GENEVA (AP) — The U.N. human rights chief said Tuesday that her office and China’s government have reached an agreement for her to visit in May the western region of Xinjiang, where human rights groups and Western governments have alleged that genocide and other crimes are being carried out against the predominantly Muslim minority group known as Uyghurs.
Michelle Bachelet, the U.N. High Commissioner for Human Rights, told the Human Rights Council by video message that she was pleased to announce the visit and that concrete preparations have begun.
She said the Chinese government has also accepted the visit of an advance team from her office next month “to prepare my stay in China, including on-site visits to Xinjiang and other places.”
Bachelet has talked about hoping to visit Xinjiang nearly since she took office in 2018. Her office has also been compiling a long-awaited -– and much-delayed -– report into alleged human rights abuses in the region.
Separately, Human Rights Watch said a total of 195 human rights groups in an open letter released Tuesday are calling on Bachelet to “urgently” release the report on “Chinese government rights violations targeting Uyghurs and other Turkic communities.”
Diplomats in Geneva have said the report has been ready — or very close to it — for months. Speaking to the rights council on Thursday, German Foreign Minister Annalena Baerbock called on Bachelet's office to release the report.
Human rights groups and others have focused much of their criticism on what they call detention centers set up by the Chinese government for Uyghurs and others in the region.
Beijing says the sites are vocational training centers aimed at helping improve economic fortunes and counteract bouts of extremist violence in Xinjiang.

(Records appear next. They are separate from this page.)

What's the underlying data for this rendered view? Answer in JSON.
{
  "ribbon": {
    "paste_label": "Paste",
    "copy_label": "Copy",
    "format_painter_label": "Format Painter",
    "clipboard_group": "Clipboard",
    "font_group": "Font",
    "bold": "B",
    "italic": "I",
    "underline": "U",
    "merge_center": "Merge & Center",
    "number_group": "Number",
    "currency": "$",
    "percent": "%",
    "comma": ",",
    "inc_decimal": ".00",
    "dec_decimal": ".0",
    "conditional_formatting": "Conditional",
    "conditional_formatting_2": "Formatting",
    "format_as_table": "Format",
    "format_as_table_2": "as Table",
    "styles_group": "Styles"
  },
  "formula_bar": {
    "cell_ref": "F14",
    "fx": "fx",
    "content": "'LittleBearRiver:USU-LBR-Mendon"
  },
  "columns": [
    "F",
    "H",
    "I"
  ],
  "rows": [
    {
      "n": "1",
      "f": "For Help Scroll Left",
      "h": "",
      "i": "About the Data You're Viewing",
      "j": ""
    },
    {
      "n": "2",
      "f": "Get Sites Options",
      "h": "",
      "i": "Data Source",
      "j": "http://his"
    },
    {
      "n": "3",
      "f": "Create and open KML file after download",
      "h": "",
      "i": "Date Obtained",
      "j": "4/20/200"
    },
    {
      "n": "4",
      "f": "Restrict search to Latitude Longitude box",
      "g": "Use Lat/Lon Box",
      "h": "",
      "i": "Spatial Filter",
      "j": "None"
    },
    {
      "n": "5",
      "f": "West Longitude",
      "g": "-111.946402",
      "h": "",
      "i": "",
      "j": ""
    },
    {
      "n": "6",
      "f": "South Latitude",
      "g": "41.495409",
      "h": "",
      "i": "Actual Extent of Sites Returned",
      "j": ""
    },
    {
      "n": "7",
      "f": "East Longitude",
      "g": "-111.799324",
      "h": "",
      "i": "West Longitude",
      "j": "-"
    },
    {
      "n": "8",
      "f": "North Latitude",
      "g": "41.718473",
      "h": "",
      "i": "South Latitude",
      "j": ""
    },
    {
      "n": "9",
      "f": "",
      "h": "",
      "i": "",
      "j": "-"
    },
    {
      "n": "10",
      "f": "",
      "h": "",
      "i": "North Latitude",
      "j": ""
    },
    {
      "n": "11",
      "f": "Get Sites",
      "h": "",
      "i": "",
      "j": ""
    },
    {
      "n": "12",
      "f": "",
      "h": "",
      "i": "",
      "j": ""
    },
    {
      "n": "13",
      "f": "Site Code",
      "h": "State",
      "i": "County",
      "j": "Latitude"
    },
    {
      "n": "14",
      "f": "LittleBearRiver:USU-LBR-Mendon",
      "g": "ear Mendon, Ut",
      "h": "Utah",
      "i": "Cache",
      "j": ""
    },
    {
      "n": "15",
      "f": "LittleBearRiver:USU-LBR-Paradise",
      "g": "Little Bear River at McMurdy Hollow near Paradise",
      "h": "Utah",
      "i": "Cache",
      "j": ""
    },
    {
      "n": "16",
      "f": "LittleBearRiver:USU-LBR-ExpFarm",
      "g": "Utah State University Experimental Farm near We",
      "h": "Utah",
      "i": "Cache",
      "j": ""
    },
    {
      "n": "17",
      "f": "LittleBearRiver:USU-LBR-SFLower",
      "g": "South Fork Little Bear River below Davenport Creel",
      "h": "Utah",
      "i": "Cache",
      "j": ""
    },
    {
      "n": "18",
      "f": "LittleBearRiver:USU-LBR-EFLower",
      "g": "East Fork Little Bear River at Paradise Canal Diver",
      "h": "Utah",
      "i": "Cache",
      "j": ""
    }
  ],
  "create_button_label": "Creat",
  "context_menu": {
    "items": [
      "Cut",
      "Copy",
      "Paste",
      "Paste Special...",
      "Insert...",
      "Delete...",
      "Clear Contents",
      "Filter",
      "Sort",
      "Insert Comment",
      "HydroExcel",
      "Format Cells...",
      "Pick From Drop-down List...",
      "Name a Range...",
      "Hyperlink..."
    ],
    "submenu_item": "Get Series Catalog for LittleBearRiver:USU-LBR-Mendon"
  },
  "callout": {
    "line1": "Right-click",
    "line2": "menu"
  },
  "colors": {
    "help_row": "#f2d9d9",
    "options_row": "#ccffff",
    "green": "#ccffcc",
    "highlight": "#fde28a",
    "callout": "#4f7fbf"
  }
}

“Human rights groups have become increasingly concerned that the U.N. human rights office has still not published its long-awaited report on Xinjiang, even as the atrocity crimes pile up,” said Kenneth Roth, executive director of Human Rights Watch.